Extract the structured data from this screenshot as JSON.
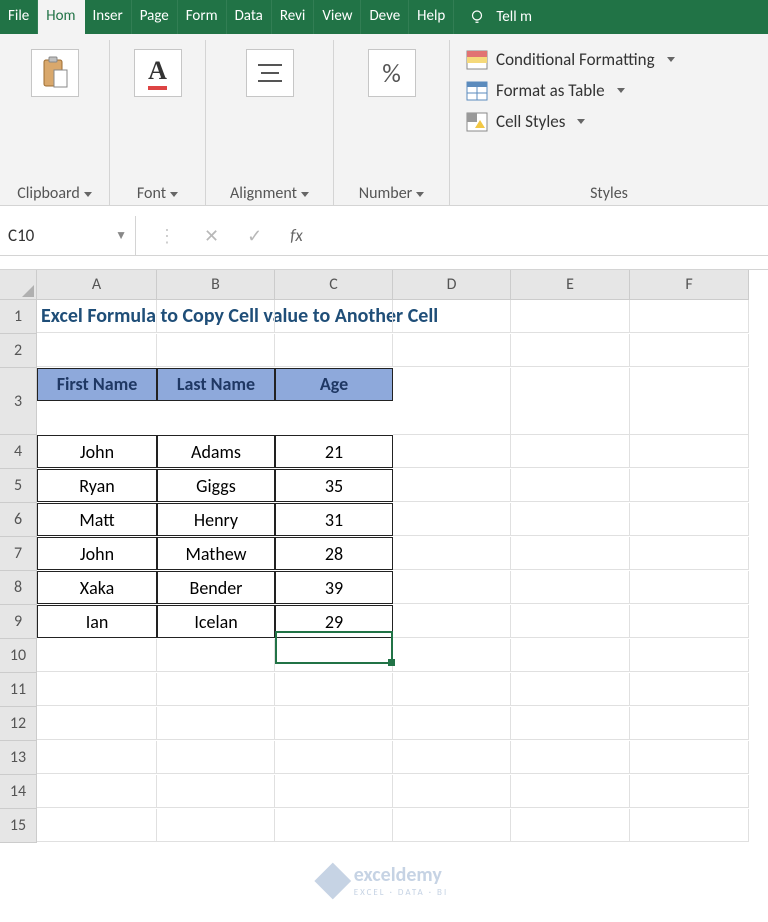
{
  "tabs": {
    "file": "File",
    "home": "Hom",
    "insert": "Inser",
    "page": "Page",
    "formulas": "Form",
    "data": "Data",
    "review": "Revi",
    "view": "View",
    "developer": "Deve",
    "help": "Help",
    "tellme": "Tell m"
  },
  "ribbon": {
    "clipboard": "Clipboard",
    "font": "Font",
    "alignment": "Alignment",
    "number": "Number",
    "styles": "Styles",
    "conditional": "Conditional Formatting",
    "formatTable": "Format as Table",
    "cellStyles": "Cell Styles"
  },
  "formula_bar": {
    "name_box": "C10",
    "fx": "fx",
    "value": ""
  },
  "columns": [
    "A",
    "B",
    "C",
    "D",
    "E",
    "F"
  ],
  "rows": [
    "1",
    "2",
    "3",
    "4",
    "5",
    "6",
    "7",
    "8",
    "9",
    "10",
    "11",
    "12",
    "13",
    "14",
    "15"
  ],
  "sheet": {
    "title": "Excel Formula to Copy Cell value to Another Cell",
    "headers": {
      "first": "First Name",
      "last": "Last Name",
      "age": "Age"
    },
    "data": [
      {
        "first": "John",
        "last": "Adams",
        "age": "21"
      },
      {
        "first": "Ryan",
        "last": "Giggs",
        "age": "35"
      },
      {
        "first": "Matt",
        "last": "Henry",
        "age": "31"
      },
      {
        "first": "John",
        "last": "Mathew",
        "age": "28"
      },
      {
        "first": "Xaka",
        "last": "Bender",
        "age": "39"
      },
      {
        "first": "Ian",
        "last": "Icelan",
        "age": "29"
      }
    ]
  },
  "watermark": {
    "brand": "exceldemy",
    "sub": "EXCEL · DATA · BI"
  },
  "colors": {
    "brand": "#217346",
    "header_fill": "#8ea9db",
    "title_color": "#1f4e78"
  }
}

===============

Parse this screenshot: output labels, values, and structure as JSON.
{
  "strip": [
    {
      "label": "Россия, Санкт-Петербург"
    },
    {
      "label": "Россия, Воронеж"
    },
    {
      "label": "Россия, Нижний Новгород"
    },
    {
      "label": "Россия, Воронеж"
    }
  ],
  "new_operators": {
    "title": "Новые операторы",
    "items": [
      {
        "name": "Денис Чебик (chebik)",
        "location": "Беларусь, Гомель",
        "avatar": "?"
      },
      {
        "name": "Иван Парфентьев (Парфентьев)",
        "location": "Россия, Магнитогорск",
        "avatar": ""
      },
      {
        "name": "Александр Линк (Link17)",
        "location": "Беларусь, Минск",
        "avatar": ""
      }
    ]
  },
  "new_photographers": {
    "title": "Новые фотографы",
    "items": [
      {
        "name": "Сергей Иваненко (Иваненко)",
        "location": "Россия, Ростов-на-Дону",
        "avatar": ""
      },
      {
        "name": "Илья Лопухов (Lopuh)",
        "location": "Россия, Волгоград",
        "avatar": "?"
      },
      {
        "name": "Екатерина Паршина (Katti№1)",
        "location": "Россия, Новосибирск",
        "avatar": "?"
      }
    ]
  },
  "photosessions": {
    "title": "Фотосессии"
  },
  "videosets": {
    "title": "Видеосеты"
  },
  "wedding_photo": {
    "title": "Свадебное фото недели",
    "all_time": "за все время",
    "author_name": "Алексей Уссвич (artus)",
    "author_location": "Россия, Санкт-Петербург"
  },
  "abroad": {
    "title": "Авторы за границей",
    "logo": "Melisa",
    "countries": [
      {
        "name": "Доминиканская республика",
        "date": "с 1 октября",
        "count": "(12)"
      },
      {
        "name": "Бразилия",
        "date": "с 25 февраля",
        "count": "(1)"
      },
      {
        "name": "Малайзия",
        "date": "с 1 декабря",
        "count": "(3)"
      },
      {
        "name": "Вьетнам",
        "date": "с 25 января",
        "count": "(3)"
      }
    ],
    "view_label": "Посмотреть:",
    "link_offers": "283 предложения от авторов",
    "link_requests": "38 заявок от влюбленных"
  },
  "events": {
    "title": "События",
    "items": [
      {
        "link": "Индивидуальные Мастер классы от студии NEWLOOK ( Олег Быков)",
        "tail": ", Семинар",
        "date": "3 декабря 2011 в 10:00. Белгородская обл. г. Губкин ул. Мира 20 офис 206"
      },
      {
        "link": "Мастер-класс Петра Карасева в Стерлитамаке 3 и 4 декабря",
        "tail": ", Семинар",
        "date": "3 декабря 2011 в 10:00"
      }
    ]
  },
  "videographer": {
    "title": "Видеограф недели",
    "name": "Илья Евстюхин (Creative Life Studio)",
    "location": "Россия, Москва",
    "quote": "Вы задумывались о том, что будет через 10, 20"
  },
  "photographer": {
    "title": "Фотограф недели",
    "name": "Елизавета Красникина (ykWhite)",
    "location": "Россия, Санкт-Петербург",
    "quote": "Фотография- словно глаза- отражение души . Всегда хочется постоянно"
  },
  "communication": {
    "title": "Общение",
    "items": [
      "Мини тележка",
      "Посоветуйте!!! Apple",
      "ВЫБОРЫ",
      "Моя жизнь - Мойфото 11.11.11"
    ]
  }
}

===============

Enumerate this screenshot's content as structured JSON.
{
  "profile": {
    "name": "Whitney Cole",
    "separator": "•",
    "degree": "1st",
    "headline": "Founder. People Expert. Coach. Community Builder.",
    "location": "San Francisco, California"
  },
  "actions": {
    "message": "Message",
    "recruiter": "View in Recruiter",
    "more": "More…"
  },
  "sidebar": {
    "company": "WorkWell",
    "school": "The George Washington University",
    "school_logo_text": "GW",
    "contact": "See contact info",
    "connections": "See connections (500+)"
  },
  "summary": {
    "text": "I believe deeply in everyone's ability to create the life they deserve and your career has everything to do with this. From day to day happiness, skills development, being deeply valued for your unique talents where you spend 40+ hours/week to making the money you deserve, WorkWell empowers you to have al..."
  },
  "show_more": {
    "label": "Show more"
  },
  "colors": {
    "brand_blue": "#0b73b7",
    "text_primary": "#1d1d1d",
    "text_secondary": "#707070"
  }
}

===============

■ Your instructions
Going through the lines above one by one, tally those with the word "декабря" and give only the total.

■ Task answer
4